I've always been completely fascinated and intrigued by hair. My mom has maintained her cosmetology license for nearly 30 years, so I grew up a tad more knowledgeable and obsessive about my hair than many other little girls. In addition to working on a hair care line in the lab, I recently decided to make a drastic change in the way that I manage my hair. Enter even more obsessive behavior O_O. As the glam girl in me was reading about various hair textures and styles and treatments, the scientist in me peeked in to ask a few questions. A scientist that has questions cannot rest until they have answers, so you can probably guess how my "research" grew wings.
How does hair get it's texture?
The texture of any one person's hair depends on the shape and size of the hair follicle. There are 4 general shapes of a hair follicle which happen to correlate perfectly with Andre Walker's hair types philosophy.

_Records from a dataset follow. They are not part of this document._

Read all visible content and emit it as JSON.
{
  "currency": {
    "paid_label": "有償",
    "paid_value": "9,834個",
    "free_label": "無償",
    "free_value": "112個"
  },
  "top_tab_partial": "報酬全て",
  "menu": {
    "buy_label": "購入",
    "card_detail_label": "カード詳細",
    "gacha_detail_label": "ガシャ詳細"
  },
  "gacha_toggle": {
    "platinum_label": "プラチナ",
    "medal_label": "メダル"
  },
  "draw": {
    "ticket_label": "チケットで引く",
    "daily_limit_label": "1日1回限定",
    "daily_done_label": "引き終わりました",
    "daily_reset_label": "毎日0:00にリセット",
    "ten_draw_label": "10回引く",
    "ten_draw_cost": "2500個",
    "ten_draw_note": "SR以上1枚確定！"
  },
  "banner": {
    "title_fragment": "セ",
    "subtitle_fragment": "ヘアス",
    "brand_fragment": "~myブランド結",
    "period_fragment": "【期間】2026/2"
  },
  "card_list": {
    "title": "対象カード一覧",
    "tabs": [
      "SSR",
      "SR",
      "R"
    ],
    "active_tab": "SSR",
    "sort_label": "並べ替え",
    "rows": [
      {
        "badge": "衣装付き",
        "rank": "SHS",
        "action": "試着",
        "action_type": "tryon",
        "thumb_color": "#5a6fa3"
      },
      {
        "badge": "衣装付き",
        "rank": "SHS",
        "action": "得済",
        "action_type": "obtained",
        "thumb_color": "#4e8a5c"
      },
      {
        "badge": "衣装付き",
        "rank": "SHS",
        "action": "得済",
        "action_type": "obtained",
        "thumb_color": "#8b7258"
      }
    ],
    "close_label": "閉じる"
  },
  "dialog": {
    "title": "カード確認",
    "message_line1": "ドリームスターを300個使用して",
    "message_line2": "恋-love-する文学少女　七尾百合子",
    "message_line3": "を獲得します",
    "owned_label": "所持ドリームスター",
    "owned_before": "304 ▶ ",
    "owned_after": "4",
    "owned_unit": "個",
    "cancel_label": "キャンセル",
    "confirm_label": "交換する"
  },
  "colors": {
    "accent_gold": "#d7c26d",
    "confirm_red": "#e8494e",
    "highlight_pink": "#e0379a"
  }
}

A hair follicle is like a tiny tube that guides the hair to the surface of the scalp. A round hair follicle yields straight hair. The more oval the hair follicle, the more curly the hair it yields.
Similarly, the thickness of hair is dependent on the size of the hair follicle. Large follicles produce thick strands of hair while smaller follicles produce thin strands of hair.

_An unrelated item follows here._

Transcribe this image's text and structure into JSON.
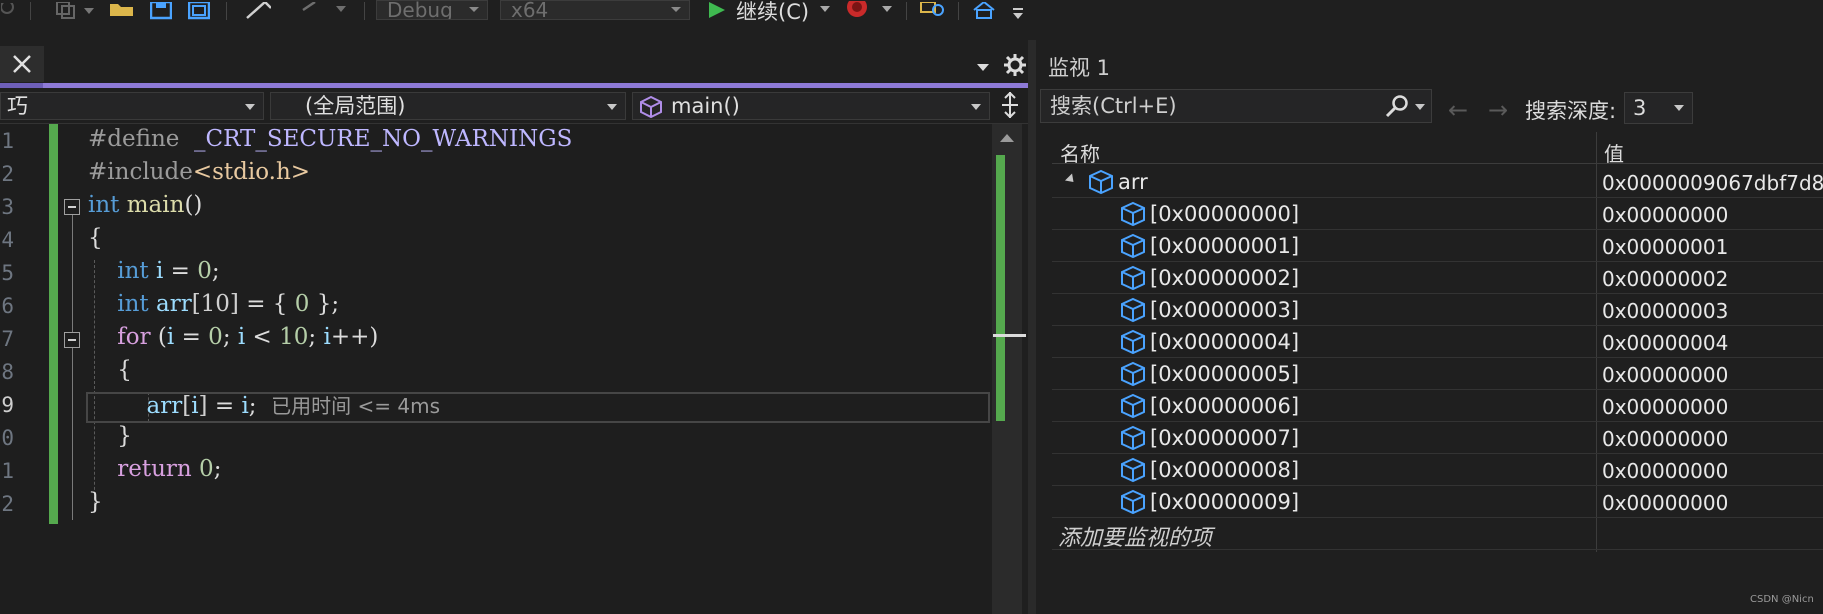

What I really wanted to know was the real science behind hair texture. I was interested in why hair texture differs across and within ethnic groups. Could it be genetic? Hormonal? Due to human adaptation/evolution? Apparently, the type of hair your parents have definitely determines the type of hair you end up with, whether that is straight, wavy or curly. Just last year, a study showed that variants of a particular gene determine how curly your hair will be. Scientists still aren't clear exactly which variants play a part or how they work.
The fact that some people have hair that changes textures throughout their lifetime hints that hormonal changes may be at work. There are even cases of caucasian people with thick, coarse hair like that of African and African American people. It's a rare occurrence, but it happens often enough to have a name-- "Wooly Hair Syndrome". Imagine that.
While I'm slightly disappointed that all of my questions were not answered, the research is well on it's way. I look forward to finding out what factors are at work in determining our hair texture. I hear that the research is being pushed because the findings are a gold mine. There may be a pill developed that could change your hair texture from straight to curly and back straight. My curiosity didn't take me to that train of thought (that's bordering on mad scientist territory imo), nevertheless, I find it all muy interesante...
So, what's your hair texture? Does it change from time to time?
Here's to the Glam Life!